Often, when we have a big decision to make or are facing a challenge people will say, “Why don’t you sleep on it and see how you feel in the morning?” It is an interesting turn of phrase and one we accept in everyday life. But what does it mean, does it work and is there any real science behind it?
Surprisingly, or perhaps unsurprisingly given the weight of personal experience, the science is pretty solid on the subject. Various practical studies have demonstrated that our unconscious minds seem to unravel mysteries or dig deeper into our thoughts to find answers while we sleep. It is a kind of defrag for the brain that makes everything work a little clearer and smoother.
Can sleep be used as a tool for optimum performance?
Once again, there is ample evidence that a good night’s sleep does more than simply refresh your body and mind. It seems that it can make you better prepared for the day ahead.
The sleep scientist, Nathaniel Kleitman, who first discovered the concept of REM (rapid eye movement) sleep and identified the five stages of the ‘rest-activity cycle,’ did lots of work in this area. His research showed that there are different periods of the day when people were more alert, mentally and physically, or more prone to lapses in concentration. These periods work differently for different people (hence your morning people and your night owl types) but they always occur in cycles – with highs and lows throughout the day. Likewise, as we sleep, the REM part of the cycle, in particular, plays a key part in resetting, reallocating or just simply realigning our thoughts.
I think most people would agree from their own personal experience that ‘a good night’s sleep’ can make a world of difference to the following day.
So, here is my top practical tip for sleep-planning.
One of my favourite tricks for starting the day well is to plan it the day before. Most people, particularly self-employed people who don’t necessarily have the support of a PA or administration team behind them, rely a lot on lists. They will start the day with a ‘to do’ list in the morning and tick off the things on it that they like doing, ignoring many of the angst-generating tasks. This becomes the pattern and it is generally quite effective (despite the fact that horrible jobs often get passed to the next day).
To employ the full power of your subconscious brain, however, why not try writing your list at the end of the day you’ve just finished – rather than in the morning? This will do two things.
Firstly, it will save you a lot of wasted time trying to re-engage after all of the things that happened between finishing work and starting again the next day.

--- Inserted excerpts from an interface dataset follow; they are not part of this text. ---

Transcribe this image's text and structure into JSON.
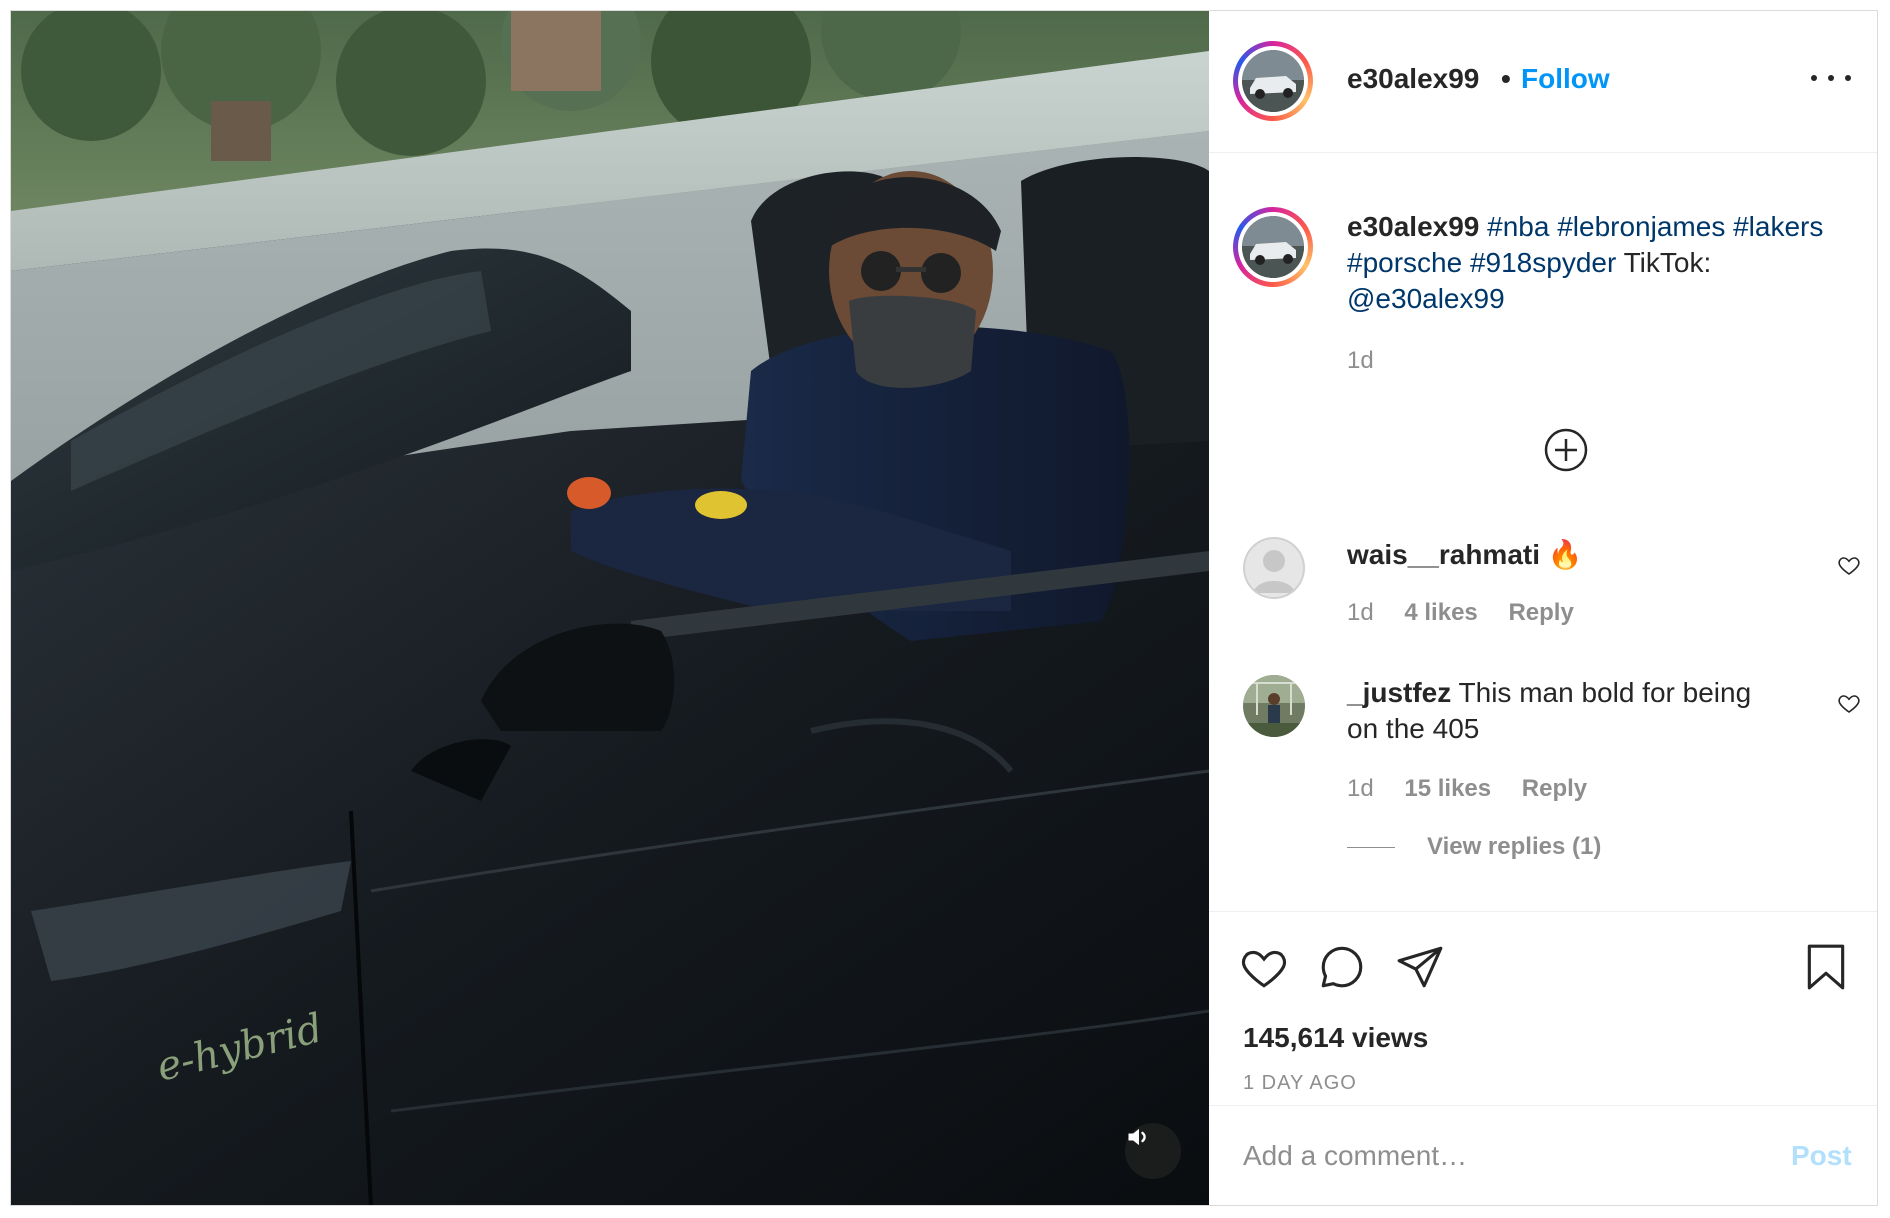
{
  "post": {
    "author": "e30alex99",
    "separator": "•",
    "follow_label": "Follow",
    "more_icon": "more-options-icon",
    "caption": {
      "username": "e30alex99",
      "hashtags": [
        "#nba",
        "#lebronjames",
        "#lakers",
        "#porsche",
        "#918spyder"
      ],
      "text": "TikTok:",
      "mention": "@e30alex99",
      "time": "1d"
    },
    "load_more_icon": "add-circle-icon",
    "comments": [
      {
        "username": "wais__rahmati",
        "text": "🔥",
        "time": "1d",
        "likes": "4 likes",
        "reply": "Reply"
      },
      {
        "username": "_justfez",
        "text": "This man bold for being on the 405",
        "time": "1d",
        "likes": "15 likes",
        "reply": "Reply",
        "view_replies": "View replies (1)"
      }
    ],
    "views": "145,614 views",
    "date": "1 DAY AGO",
    "comment_placeholder": "Add a comment…",
    "post_label": "Post",
    "icons": [
      "heart-icon",
      "comment-icon",
      "share-icon",
      "bookmark-icon",
      "volume-icon"
    ],
    "colors": {
      "link": "#0095f6",
      "hashtag": "#00376b",
      "muted": "#8e8e8e",
      "post_disabled": "#b2dffc"
    }
  },
  "media": {
    "badge_text": "e-hybrid"
  }
}
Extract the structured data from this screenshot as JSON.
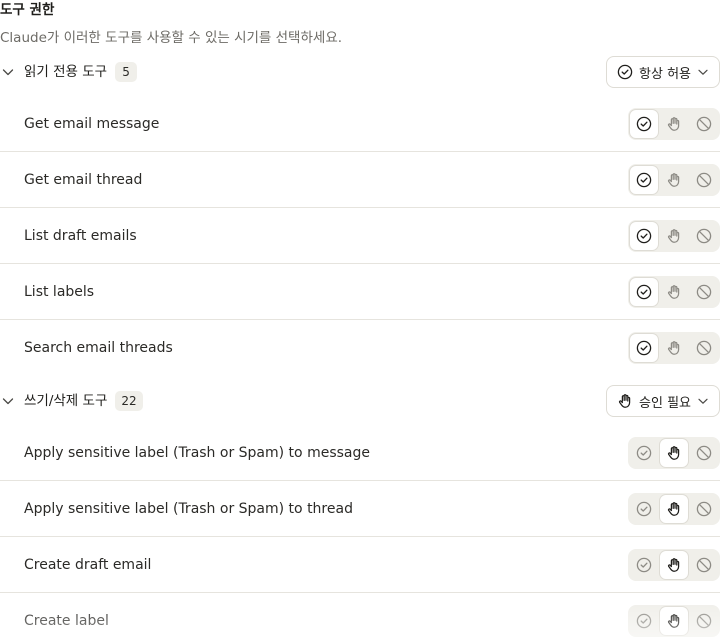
{
  "header": {
    "title": "도구 권한",
    "subtitle": "Claude가 이러한 도구를 사용할 수 있는 시기를 선택하세요."
  },
  "groups": [
    {
      "name": "읽기 전용 도구",
      "count": "5",
      "policy_label": "항상 허용",
      "policy_icon": "check-circle-icon",
      "tools": [
        {
          "name": "Get email message",
          "selected": "always-allow"
        },
        {
          "name": "Get email thread",
          "selected": "always-allow"
        },
        {
          "name": "List draft emails",
          "selected": "always-allow"
        },
        {
          "name": "List labels",
          "selected": "always-allow"
        },
        {
          "name": "Search email threads",
          "selected": "always-allow"
        }
      ]
    },
    {
      "name": "쓰기/삭제 도구",
      "count": "22",
      "policy_label": "승인 필요",
      "policy_icon": "hand-icon",
      "tools": [
        {
          "name": "Apply sensitive label (Trash or Spam) to message",
          "selected": "needs-approval"
        },
        {
          "name": "Apply sensitive label (Trash or Spam) to thread",
          "selected": "needs-approval"
        },
        {
          "name": "Create draft email",
          "selected": "needs-approval"
        },
        {
          "name": "Create label",
          "selected": "needs-approval"
        }
      ]
    }
  ],
  "permission_options": [
    {
      "key": "always-allow",
      "icon": "check-circle-icon"
    },
    {
      "key": "needs-approval",
      "icon": "hand-icon"
    },
    {
      "key": "block",
      "icon": "block-icon"
    }
  ],
  "colors": {
    "icon_active": "#1f1e1b",
    "icon_inactive": "#8d8b85",
    "segment_bg": "#f0efea",
    "divider": "#e6e4de",
    "subtitle": "#6d6b66"
  }
}
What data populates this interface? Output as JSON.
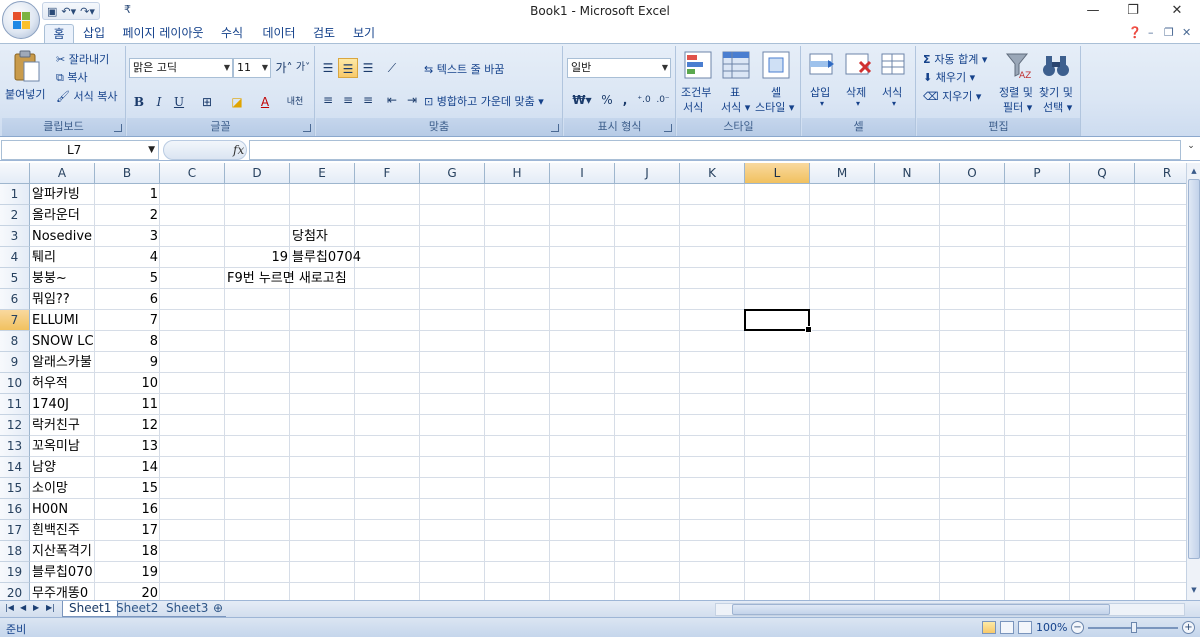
{
  "window": {
    "title": "Book1 - Microsoft Excel"
  },
  "tabs": [
    "홈",
    "삽입",
    "페이지 레이아웃",
    "수식",
    "데이터",
    "검토",
    "보기"
  ],
  "ribbon": {
    "clipboard": {
      "paste": "붙여넣기",
      "cut": "잘라내기",
      "copy": "복사",
      "format_painter": "서식 복사",
      "label": "클립보드"
    },
    "font": {
      "name": "맑은 고딕",
      "size": "11",
      "label": "글꼴"
    },
    "alignment": {
      "wrap_text": "텍스트 줄 바꿈",
      "merge_center": "병합하고 가운데 맞춤",
      "label": "맞춤"
    },
    "number": {
      "format": "일반",
      "label": "표시 형식"
    },
    "styles": {
      "conditional_1": "조건부",
      "conditional_2": "서식",
      "table_1": "표",
      "table_2": "서식",
      "cell_1": "셀",
      "cell_2": "스타일",
      "label": "스타일"
    },
    "cells": {
      "insert": "삽입",
      "delete": "삭제",
      "format": "서식",
      "label": "셀"
    },
    "editing": {
      "autosum": "자동 합계",
      "fill": "채우기",
      "clear": "지우기",
      "sort_1": "정렬 및",
      "sort_2": "필터",
      "find_1": "찾기 및",
      "find_2": "선택",
      "label": "편집"
    }
  },
  "formula_bar": {
    "name_box": "L7",
    "fx": "fx",
    "value": ""
  },
  "grid": {
    "columns": [
      "A",
      "B",
      "C",
      "D",
      "E",
      "F",
      "G",
      "H",
      "I",
      "J",
      "K",
      "L",
      "M",
      "N",
      "O",
      "P",
      "Q",
      "R"
    ],
    "rows": [
      "1",
      "2",
      "3",
      "4",
      "5",
      "6",
      "7",
      "8",
      "9",
      "10",
      "11",
      "12",
      "13",
      "14",
      "15",
      "16",
      "17",
      "18",
      "19",
      "20"
    ],
    "col_a": [
      "알파카빙",
      "올라운더",
      "Nosedive",
      "퉤리",
      "붕붕~",
      "뭐임??",
      "ELLUMI",
      "SNOW LC",
      "알래스카불",
      "허우적",
      "1740J",
      "락커친구",
      "꼬옥미남",
      "남양",
      "소이망",
      "H00N",
      "흰백진주",
      "지산폭격기",
      "블루칩070",
      "무주개똥0"
    ],
    "col_b": [
      "1",
      "2",
      "3",
      "4",
      "5",
      "6",
      "7",
      "8",
      "9",
      "10",
      "11",
      "12",
      "13",
      "14",
      "15",
      "16",
      "17",
      "18",
      "19",
      "20"
    ],
    "e3": "당첨자",
    "d4": "19",
    "e4": "블루칩0704",
    "d5": "F9번 누르면 새로고침"
  },
  "sheets": [
    "Sheet1",
    "Sheet2",
    "Sheet3"
  ],
  "status": {
    "ready": "준비",
    "zoom": "100%"
  }
}
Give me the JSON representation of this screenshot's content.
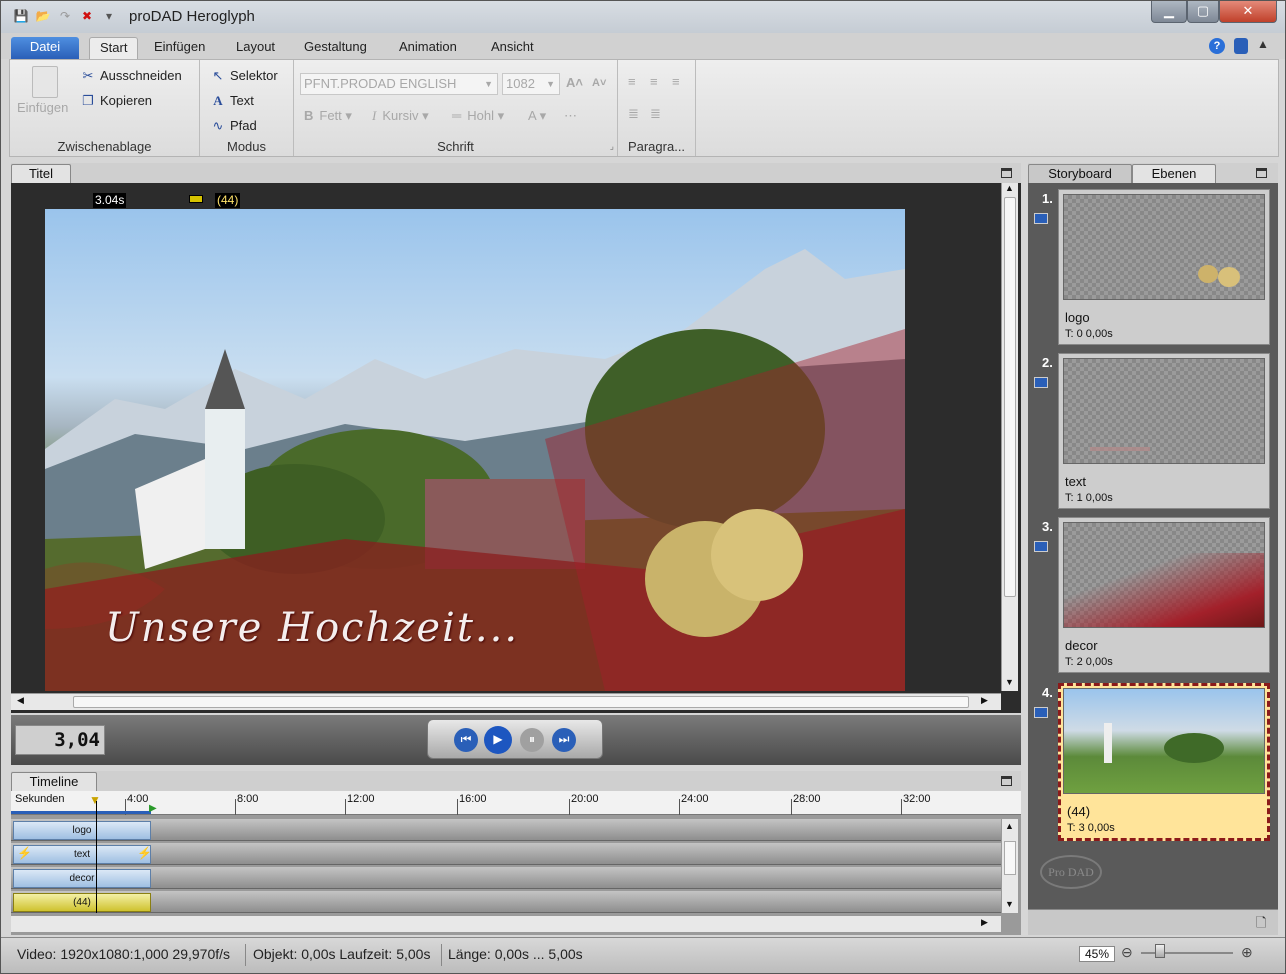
{
  "window": {
    "title": "proDAD Heroglyph",
    "minimize": "▁",
    "maximize": "▢",
    "close": "✕"
  },
  "quickaccess": {
    "save": "💾",
    "open": "📂",
    "redo": "↷",
    "delete": "✖",
    "more": "▾"
  },
  "tabs": [
    {
      "label": "Datei"
    },
    {
      "label": "Start"
    },
    {
      "label": "Einfügen"
    },
    {
      "label": "Layout"
    },
    {
      "label": "Gestaltung"
    },
    {
      "label": "Animation"
    },
    {
      "label": "Ansicht"
    }
  ],
  "ribbon": {
    "clipboard": {
      "label": "Zwischenablage",
      "paste": "Einfügen",
      "cut": "Ausschneiden",
      "copy": "Kopieren"
    },
    "mode": {
      "label": "Modus",
      "selector": "Selektor",
      "text": "Text",
      "path": "Pfad"
    },
    "font": {
      "label": "Schrift",
      "family": "PFNT.PRODAD ENGLISH",
      "size": "1082",
      "bold": "Fett",
      "italic": "Kursiv",
      "hollow": "Hohl"
    },
    "paragraph": {
      "label": "Paragra..."
    }
  },
  "viewer": {
    "tab": "Titel",
    "time": "3.04s",
    "frame": "(44)",
    "caption": "Unsere  Hochzeit..."
  },
  "transport": {
    "timecode": "3,04"
  },
  "timeline": {
    "tab": "Timeline",
    "unit": "Sekunden",
    "ticks": [
      "4:00",
      "8:00",
      "12:00",
      "16:00",
      "20:00",
      "24:00",
      "28:00",
      "32:00"
    ],
    "tracks": [
      {
        "label": "logo"
      },
      {
        "label": "text"
      },
      {
        "label": "decor"
      },
      {
        "label": "(44)"
      }
    ]
  },
  "rightpanel": {
    "tabs": [
      {
        "label": "Storyboard"
      },
      {
        "label": "Ebenen"
      }
    ],
    "layers": [
      {
        "num": "1.",
        "name": "logo",
        "time": "T: 0  0,00s"
      },
      {
        "num": "2.",
        "name": "text",
        "time": "T: 1  0,00s"
      },
      {
        "num": "3.",
        "name": "decor",
        "time": "T: 2  0,00s"
      },
      {
        "num": "4.",
        "name": "(44)",
        "time": "T: 3  0,00s"
      }
    ],
    "logo": "Pro DAD"
  },
  "status": {
    "video": "Video: 1920x1080:1,000  29,970f/s",
    "object": "Objekt: 0,00s  Laufzeit: 5,00s",
    "length": "Länge: 0,00s ... 5,00s",
    "zoom": "45%"
  }
}
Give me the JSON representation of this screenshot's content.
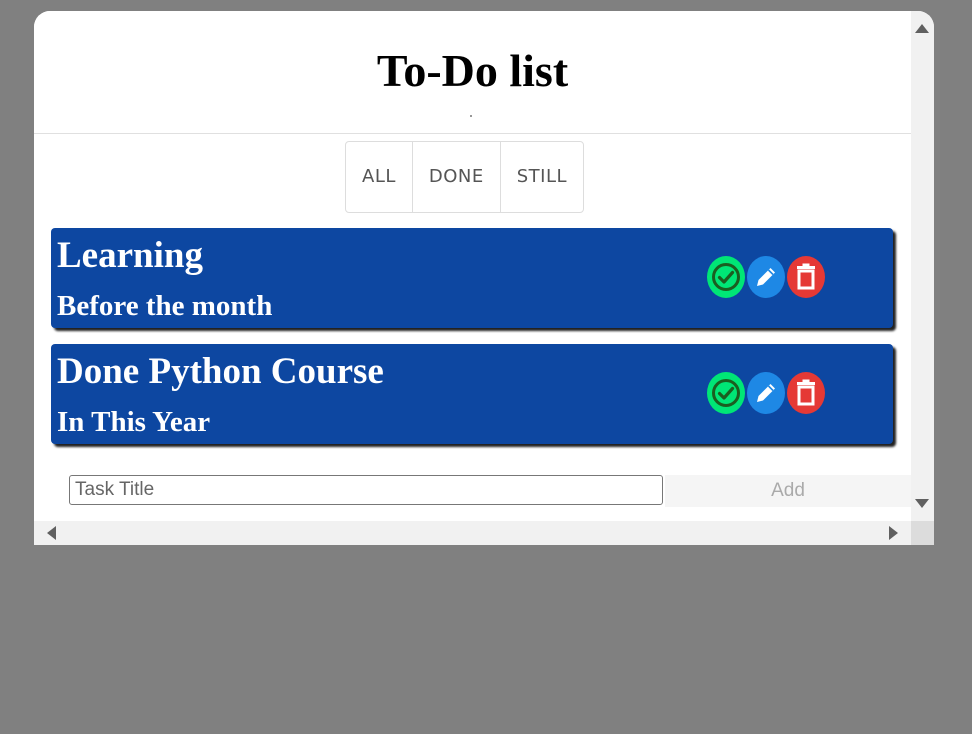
{
  "header": {
    "title": "To-Do list"
  },
  "filters": [
    {
      "label": "ALL"
    },
    {
      "label": "DONE"
    },
    {
      "label": "STILL"
    }
  ],
  "tasks": [
    {
      "title": "Learning",
      "subtitle": "Before the month"
    },
    {
      "title": "Done Python Course",
      "subtitle": "In This Year"
    }
  ],
  "add_form": {
    "placeholder": "Task Title",
    "button_label": "Add"
  },
  "icons": {
    "done": "check-icon",
    "edit": "pencil-icon",
    "delete": "trash-icon"
  },
  "colors": {
    "task_bg": "#0d47a1",
    "done": "#00e676",
    "edit": "#1e88e5",
    "delete": "#e53935",
    "backdrop": "#808080"
  }
}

You will find that the time to write your list, while you are still in work-mode, is significantly faster than it takes the following morning.
Secondly, the magic of your brain working behind the scenes (as you snuggle down that night) might just come up with the answer to one of the less desirable items on your list while you are ‘sleeping on it’.
Try it and let me know how you get on…